I bet just about all of us would say that we were raised to believe that pride was a negative emotion which we should work to tamp down; moreover, that we should strive to be as humble as possible. While there is certainly well-intended wisdom found in these kinds of ideas, it’s also a disservice to one of our (humanity’s) natural feelings, a tool we all possess, one that is far from entirely negative.

Pride is an incentive created by our minds to help us value the future, it is a powerful virtue that encourages diligence and devotion to a goal or purpose.

Applying this idea in the business world and our work lives, we ask: Is there a direct correlation between pride and success?

Pride is an incentive created by our minds to help us value the future, it is a powerful virtue that encourages diligence and devotion to a goal or purpose.
Employee Pride

According to Dr. David DeSteno, Professor of Psychology at Northeastern University, author of Emotional Success: The Power of Gratitude, Compassion and Pride, and host of a TEDX talk on the subject, a controlled study demonstrated that people who felt proud of their work devoted 40 percent more time to building their skills.

Dr. DeSteno and his colleagues’ research tracked motivation and success by assigning participants various “tasks” and types of feedback (positive, negative, social/peer, superior/manager, and no feedback at all).

Only those who were provided social feedback or employee recognition proved to do better in their work. Furthermore, “self-efficacy (belief in one’s own ability to produce a successful outcome) didn’t appear to play a role. In fact, those who believed in themselves/their abilities prior, didn’t succeed to any greater degree than those who received no feedback at all.”

The results suggest that we (people) need acknowledgement and encouragement from our peers in order to achieve our best performance and highest goals.

A controlled study demonstrated that people who felt proud of their work devoted 40 percent more time to building their skills.
The Power of Employee Pride

Recognition makes us feel good, confident, even prideful.

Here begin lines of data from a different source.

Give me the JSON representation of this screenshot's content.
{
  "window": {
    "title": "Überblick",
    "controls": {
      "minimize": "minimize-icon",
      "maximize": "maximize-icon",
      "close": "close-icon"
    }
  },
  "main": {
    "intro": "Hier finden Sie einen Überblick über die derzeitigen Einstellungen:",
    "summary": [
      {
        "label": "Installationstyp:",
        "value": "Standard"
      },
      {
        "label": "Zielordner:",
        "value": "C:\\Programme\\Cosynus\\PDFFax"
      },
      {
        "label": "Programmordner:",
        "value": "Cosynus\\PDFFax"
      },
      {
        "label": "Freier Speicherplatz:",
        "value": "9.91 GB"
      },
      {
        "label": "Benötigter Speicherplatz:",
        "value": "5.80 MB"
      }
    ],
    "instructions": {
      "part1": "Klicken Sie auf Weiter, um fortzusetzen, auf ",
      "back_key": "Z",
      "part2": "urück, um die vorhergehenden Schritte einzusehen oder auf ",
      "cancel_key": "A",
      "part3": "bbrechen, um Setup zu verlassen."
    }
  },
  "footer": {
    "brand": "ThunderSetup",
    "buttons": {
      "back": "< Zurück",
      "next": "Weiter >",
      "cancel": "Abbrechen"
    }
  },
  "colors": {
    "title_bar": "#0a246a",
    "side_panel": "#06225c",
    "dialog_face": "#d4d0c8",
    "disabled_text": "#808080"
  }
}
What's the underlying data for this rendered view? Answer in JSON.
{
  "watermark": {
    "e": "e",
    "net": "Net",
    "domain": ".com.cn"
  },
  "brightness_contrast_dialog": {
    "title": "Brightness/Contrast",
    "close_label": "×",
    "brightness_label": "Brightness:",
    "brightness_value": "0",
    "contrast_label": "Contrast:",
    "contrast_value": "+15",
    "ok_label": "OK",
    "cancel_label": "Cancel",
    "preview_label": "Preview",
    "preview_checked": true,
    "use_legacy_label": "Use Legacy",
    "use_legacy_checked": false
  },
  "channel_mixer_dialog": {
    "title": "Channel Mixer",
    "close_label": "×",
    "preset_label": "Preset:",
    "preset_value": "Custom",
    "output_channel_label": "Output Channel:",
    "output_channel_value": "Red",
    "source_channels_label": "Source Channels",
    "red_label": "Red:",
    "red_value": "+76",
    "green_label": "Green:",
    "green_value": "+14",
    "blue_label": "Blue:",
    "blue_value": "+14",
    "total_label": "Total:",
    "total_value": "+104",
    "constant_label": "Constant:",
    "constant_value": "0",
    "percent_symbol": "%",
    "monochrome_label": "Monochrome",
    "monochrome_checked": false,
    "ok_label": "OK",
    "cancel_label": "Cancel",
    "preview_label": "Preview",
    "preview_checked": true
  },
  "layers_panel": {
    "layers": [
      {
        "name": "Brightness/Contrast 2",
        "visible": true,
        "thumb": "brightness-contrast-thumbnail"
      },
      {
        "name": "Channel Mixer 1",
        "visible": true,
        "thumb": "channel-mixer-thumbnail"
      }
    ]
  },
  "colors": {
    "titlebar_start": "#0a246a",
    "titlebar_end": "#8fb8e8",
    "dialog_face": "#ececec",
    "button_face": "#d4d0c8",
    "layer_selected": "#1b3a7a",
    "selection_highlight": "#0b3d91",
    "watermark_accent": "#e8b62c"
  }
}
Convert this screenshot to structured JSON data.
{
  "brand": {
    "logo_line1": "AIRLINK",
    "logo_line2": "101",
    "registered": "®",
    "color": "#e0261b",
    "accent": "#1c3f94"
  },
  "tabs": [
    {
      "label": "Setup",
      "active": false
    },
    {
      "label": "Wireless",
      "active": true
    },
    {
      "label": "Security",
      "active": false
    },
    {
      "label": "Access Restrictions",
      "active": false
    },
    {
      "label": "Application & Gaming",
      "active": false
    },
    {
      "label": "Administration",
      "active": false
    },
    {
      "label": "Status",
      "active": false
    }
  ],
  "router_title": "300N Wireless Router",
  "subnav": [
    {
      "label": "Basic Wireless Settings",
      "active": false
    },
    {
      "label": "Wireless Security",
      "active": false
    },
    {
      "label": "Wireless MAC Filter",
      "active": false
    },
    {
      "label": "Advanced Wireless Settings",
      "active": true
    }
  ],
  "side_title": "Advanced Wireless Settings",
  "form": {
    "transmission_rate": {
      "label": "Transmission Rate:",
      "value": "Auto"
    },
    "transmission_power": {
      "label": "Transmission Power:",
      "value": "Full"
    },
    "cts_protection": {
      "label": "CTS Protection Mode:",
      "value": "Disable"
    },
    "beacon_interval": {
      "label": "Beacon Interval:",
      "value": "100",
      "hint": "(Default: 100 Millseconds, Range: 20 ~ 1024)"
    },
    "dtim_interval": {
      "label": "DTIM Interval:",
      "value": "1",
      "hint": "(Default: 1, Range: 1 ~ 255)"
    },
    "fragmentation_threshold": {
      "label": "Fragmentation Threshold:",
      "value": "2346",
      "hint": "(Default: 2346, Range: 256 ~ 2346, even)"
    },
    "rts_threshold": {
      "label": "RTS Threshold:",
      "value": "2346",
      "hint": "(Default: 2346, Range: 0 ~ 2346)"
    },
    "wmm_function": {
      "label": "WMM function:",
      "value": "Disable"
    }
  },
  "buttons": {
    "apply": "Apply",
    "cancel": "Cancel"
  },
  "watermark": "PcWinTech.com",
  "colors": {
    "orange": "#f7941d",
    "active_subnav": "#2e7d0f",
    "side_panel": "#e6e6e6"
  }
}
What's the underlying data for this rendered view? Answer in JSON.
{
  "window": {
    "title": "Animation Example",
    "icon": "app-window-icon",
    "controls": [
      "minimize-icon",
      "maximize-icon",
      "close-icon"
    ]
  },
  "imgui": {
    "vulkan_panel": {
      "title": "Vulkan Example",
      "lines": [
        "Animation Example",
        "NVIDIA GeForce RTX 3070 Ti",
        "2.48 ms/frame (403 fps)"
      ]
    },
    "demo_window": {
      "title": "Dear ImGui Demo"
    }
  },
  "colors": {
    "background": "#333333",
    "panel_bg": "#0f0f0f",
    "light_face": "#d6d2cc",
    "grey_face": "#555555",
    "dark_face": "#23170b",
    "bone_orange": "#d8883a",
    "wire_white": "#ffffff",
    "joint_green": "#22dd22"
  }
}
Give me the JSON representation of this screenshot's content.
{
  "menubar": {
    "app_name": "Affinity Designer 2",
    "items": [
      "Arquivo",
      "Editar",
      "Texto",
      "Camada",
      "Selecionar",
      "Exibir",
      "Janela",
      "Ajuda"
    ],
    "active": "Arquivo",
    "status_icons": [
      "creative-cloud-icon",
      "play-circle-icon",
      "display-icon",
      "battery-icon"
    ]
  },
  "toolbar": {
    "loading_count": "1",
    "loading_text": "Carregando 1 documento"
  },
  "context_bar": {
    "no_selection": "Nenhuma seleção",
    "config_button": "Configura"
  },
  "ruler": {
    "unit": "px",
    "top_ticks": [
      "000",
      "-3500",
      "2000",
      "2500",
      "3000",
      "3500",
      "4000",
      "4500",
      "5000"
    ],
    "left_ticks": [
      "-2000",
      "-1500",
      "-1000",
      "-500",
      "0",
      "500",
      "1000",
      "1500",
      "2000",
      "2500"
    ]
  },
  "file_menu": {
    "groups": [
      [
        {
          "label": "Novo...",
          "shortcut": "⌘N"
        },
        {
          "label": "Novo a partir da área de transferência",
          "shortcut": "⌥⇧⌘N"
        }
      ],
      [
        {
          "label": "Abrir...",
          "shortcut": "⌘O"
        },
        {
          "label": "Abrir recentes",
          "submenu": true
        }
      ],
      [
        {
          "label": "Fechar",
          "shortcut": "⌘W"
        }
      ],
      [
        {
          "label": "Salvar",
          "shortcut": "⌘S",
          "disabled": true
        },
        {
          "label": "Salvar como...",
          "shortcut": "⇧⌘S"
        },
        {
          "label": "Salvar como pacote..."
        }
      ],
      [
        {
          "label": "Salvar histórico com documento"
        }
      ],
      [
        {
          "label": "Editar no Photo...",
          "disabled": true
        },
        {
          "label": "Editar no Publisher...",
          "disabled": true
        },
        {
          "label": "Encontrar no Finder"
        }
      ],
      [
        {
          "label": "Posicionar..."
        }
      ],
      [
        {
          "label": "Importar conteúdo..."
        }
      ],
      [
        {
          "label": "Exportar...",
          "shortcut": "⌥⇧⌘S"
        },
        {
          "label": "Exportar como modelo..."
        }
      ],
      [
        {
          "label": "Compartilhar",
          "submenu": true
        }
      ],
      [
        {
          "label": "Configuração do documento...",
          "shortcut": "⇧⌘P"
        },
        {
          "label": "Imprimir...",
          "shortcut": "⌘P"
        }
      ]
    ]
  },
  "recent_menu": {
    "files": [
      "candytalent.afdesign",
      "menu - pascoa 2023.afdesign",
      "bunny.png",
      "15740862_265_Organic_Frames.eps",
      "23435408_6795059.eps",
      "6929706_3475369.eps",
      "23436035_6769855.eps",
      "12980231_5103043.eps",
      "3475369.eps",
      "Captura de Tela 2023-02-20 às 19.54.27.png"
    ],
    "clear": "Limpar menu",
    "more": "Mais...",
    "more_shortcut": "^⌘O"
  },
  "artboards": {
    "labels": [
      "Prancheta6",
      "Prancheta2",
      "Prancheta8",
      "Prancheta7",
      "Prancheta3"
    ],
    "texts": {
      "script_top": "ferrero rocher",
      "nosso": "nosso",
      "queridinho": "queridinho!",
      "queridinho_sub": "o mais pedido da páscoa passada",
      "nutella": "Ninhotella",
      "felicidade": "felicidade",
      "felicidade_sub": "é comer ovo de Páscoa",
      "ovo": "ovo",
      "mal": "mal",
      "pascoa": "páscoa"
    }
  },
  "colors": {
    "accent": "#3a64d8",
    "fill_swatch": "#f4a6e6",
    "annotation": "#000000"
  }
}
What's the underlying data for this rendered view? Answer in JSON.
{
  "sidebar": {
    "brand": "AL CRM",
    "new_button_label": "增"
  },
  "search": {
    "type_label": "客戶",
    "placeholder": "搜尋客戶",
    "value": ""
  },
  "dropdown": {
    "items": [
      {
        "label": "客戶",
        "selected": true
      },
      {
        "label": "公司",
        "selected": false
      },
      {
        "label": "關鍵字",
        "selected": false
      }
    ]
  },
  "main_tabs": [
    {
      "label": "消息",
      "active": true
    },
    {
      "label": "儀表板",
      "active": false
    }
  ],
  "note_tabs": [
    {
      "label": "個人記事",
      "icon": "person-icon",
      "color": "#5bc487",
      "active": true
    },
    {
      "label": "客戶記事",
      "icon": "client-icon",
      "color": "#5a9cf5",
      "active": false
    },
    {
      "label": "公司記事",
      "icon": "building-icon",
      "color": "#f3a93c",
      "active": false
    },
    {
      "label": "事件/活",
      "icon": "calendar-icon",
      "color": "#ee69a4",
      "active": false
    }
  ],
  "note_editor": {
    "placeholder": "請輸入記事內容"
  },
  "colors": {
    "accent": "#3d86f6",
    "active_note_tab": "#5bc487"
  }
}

So, how can employers help increase employees’ pride in themselves and therefore their work? Here’s two of the most paramountly important actions we (Online Rewards) see in successful workplaces today:

  • Define your company’s purpose and goals, clearly.
  • Don’t assume your employees know when they’re doing well.
    • First, no news (meaning, recognition) isn’t good news, and only bad news (criticism, constructive or otherwise) is an even worse approach. Recognition through regular, positive manger-to-peer and peer-to-peer levels (along with the constructive stuff!) creates a bed in which pride will bloom and flourish. 

Employee rewards programs provide a space for public acknowledgement and appreciation, easily accessible to all. Pride is a powerful incentive and making it one of the rewards for helping your company achieve its purpose and goals will prove a remarkably positive influence on your success.

Interested in learning how Online Rewards can build an employee rewards program and plan for your organization to promote pride in the workplace? Reach out for a conversation today.